In considering this, simply take a look at network TV. As soon as one channel develops a CSI or fairy tale TV show, another channel develops their version. This is a move of greed to steal a share of that market. Most of the time, the copycats don’t do it any better than the original (and usually the original isn’t really that good). They are simply producing more lower quality product. And this occurs in nearly any market – not just TV and entertainment.
Playing competitor catch-up is rarely a winning scenario. It is possible to improve on a product and not necessarily be the first. I wouldn’t consider this playing competitor catch-up though. The Japanese are famous for being able to take an innovation to a new level (like the TV, VCR, tape players). But often what we see in the market is simply a mediocre version of a competitor’s product, which wasn’t that good to begin with. It’s sort of like cheating off the kid who’s making a D in class.
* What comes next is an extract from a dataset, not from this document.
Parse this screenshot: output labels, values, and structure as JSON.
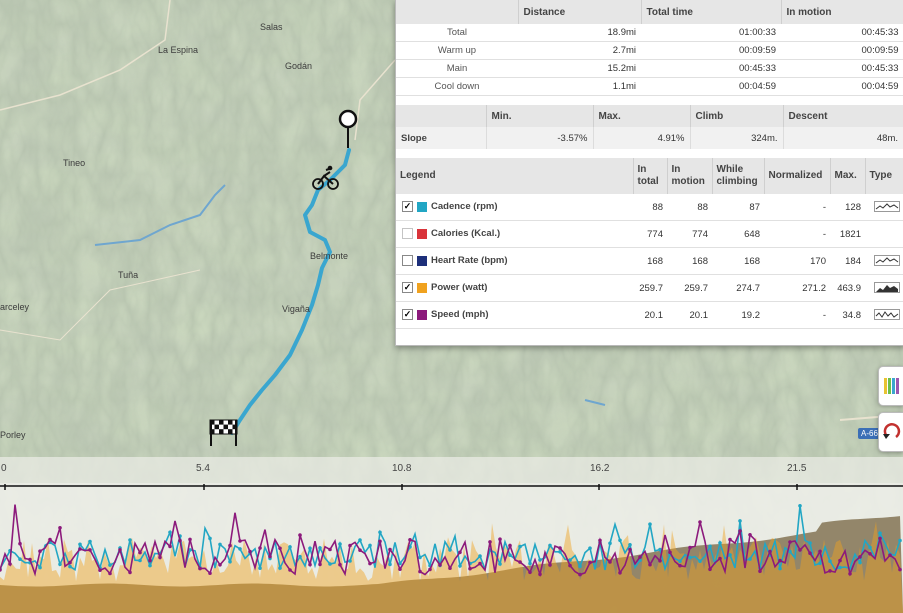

In the process of playing catch-up or pursuing the almighty dollar, companies lose focus on what they do well. Sure, you can make phones, TVs, camera eyeglasses and websites. You can set up different arms of the organization to handle all of this – sort of like organizations within organizations. But eventually, such an endeavor will crumble under its own weight. Apple is beginning to head in that direction now with too many products. I love Apple products. But I really don’t need a phone on my wrist along with a regular phone, tablet, laptop and desktop system that all essentially do the same thing.
Focus is key. If you make burgers, concentrate on that and make the best damn burgers you can. My wife and I often go to restaurants with eclectic menus. For example, we’ll go to a pub-style restaurant and she’ll ask me if I want to split a pizza. My answer is always the same. Don’t go to a pub to get good pizza. Go to someplace that specializes in pizza. That’s where you’ll get a good pizza. So don’t order a burrito at a burger joint or sushi from Mexican restaurant.
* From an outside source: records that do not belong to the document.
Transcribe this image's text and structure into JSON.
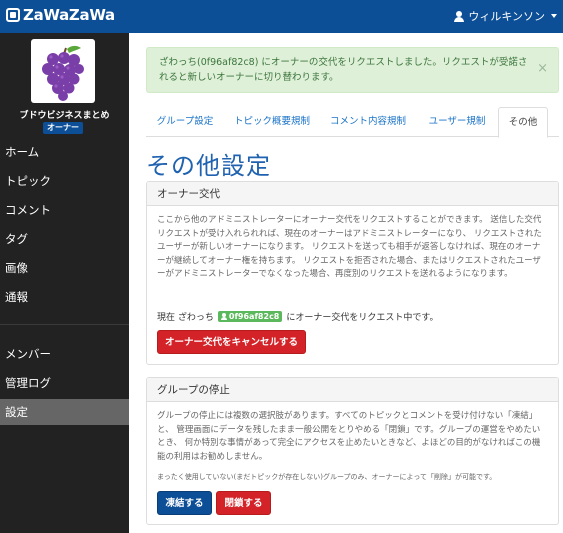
{
  "header": {
    "logo_text": "ZaWaZaWa",
    "user_name": "ウィルキンソン"
  },
  "sidebar": {
    "group_name": "ブドウビジネスまとめ",
    "role_badge": "オーナー",
    "nav_top": [
      "ホーム",
      "トピック",
      "コメント",
      "タグ",
      "画像",
      "通報"
    ],
    "nav_bottom": [
      "メンバー",
      "管理ログ",
      "設定"
    ],
    "active_item": "設定"
  },
  "alert": {
    "message": "ざわっち(0f96af82c8) にオーナーの交代をリクエストしました。リクエストが受諾されると新しいオーナーに切り替わります。",
    "close_symbol": "×"
  },
  "tabs": [
    "グループ設定",
    "トピック概要規制",
    "コメント内容規制",
    "ユーザー規制",
    "その他"
  ],
  "active_tab": "その他",
  "page_title": "その他設定",
  "owner_panel": {
    "title": "オーナー交代",
    "body": "ここから他のアドミニストレーターにオーナー交代をリクエストすることができます。 送信した交代リクエストが受け入れられれば、現在のオーナーはアドミニストレーターになり、 リクエストされたユーザーが新しいオーナーになります。 リクエストを送っても相手が返答しなければ、現在のオーナーが継続してオーナー権を持ちます。 リクエストを拒否された場合、またはリクエストされたユーザーがアドミニストレーターでなくなった場合、再度別のリクエストを送れるようになります。",
    "status_prefix": "現在 ざわっち",
    "status_user_id": "0f96af82c8",
    "status_suffix": "にオーナー交代をリクエスト中です。",
    "cancel_button": "オーナー交代をキャンセルする"
  },
  "suspend_panel": {
    "title": "グループの停止",
    "body": "グループの停止には複数の選択肢があります。すべてのトピックとコメントを受け付けない「凍結」と、 管理画面にデータを残したまま一般公開をとりやめる「閉鎖」です。グループの運営をやめたいとき、 何か特別な事情があって完全にアクセスを止めたいときなど、よほどの目的がなければこの機能の利用はお勧めしません。",
    "note": "まったく使用していない(まだトピックが存在しない)グループのみ、オーナーによって「削除」が可能です。",
    "freeze_button": "凍結する",
    "close_button": "閉鎖する"
  },
  "colors": {
    "header_bg": "#0d4f97",
    "sidebar_bg": "#222222",
    "active_nav_bg": "#666666",
    "alert_bg": "#dff0d8",
    "danger": "#d32328",
    "primary": "#0d4f97",
    "badge_green": "#5cb85c"
  }
}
These two problems, market greed and a lack of focus, ultimately lead to the last problem I see in many organizations – lack of refinement. This occurs as a result of having no focus or chasing the dollar. Both of these issues lead to aggressive release cycles, speeding products to market and understaffing.
It is fine to be agile and get a product to market. But, you have to put the time and effort into refining that product. I see a lot of organizations move to the next product as though they have conquered the previous product. The complexities of this problem are mind boggling. It is often a lack of vision for the product, lack of ownership or competing priorities among other things.
The more I think about this problem, the more it seems to simply be a matter of preference. Do you want to own an empire, in terms of a company, and build multiple products? Or do you want to own a specialty shop and focus on a niche?
So the argument for releasing new products to sustain and grow a business doesn’t really hold much water. And there are plenty of businesses who have realized this such as Quick Trip and In-N-Out burger. McDonalds recently scaled down their menu in an effort to control operations. Starbucks closed a large number of their stores in 2008 to control costs and focus on service over growth.
There is a lot of evidence for focus in business and product development. I fervently believe if a business concentrates on building the very best product on the market, the financial aspects of the business will pan out on their own.
At the end of the day, I think I would rather know I am building the best products I possibly can than simply diversifying.
Featured image courtesy of Craig Garner